There's also the case of continuity errors and why some things are left unchecked. Yet, these are things that usually happen in every film and it's not the most abundant here. If there's anything else that doesn't make sense it’s the antagonist's motives. Clearly heard in the movie, the character states "give me the boy", but for what? What's the purpose? Some backstory or mythology would be appreciated for such an iconic figure. This is it for gripes though, the characters are likable and the audience will care for them and the situations they are put into - specifically dealing with sweet neighbors like Mrs. Roach (Barbara West) and the cautious Aunt Claire (Hayley McElhinney). Even The Babadook (played by Tim Purcell) himself is somewhat likable because of just how strange and demonic the character is and how he goes about scaring the living daylights out of this family. The method that The Babadook goes about doing his business is not exactly the newest of things but it certainly is effective.
Initially, The Babadook is introduced via bedtime story book that has pop-up figures and its own little nursery rhyme. However as the pages continue to turn, the images become darker and darker foreshadowing possible events. Mind you that's just the beginning. The Babadook is a creature that loves to play mind games. Its movement is rigid, makes cockroach or cicada-like sounds and its voice is raspy almost like its speech being choked out. The design is also something noteworthy too, resembling that of a scarecrow. The violence is not hefty either. There are a couple moments that look painful but nothing that is on the dismemberment level. Jennifer Kent's direction relies more on scaring her viewers by giving them minimal elements to work with. That includes just seeing things for a moment and then disappearing or focusing on a simple object that may have a bigger purpose. It's those kinds of scenes that can give a viewer chills because of the insecurity that it generates.
|The Babadook's book|
Rarely do mainstream horror films produce such chills when it comes to ghosts and midnight ghouls, but not here. It's unfortunate that it still has some problems either having a useless subplot or motivations left unexplained but that doesn't stop it in its tracks.
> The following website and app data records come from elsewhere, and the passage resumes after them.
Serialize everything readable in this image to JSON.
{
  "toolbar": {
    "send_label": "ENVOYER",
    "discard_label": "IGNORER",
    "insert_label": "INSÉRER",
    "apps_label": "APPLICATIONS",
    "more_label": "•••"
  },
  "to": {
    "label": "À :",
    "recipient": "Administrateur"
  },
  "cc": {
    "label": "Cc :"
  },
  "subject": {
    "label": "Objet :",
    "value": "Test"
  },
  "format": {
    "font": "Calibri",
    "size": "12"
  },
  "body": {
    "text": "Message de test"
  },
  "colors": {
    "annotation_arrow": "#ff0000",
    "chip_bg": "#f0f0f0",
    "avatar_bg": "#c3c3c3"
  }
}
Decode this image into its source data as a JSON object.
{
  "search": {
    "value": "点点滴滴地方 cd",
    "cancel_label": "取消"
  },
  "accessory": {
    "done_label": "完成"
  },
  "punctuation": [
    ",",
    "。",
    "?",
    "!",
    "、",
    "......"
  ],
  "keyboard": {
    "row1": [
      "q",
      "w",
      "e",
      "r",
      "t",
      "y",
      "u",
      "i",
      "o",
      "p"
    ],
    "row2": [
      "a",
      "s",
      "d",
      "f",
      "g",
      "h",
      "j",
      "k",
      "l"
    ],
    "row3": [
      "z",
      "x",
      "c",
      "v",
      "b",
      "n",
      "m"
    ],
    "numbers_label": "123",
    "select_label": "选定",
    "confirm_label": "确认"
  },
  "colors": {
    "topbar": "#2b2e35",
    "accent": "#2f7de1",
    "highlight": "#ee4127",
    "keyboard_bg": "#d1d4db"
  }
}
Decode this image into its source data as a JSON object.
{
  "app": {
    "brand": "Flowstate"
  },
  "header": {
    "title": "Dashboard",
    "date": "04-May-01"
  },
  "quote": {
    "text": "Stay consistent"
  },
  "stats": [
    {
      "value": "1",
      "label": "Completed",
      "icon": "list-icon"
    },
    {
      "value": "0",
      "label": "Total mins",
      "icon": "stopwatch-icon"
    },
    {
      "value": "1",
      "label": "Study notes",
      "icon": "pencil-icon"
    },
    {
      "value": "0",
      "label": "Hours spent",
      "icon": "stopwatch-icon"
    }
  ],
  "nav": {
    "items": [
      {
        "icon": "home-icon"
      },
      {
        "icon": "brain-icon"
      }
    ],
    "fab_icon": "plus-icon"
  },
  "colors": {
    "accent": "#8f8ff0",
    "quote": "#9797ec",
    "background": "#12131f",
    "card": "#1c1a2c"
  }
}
With sympathetic characters, an iconic villain, unconventional cinematography, direction and music, this indie horror film surpasses several other horror properties popular studios have exploited.
Points Earned --> 7:10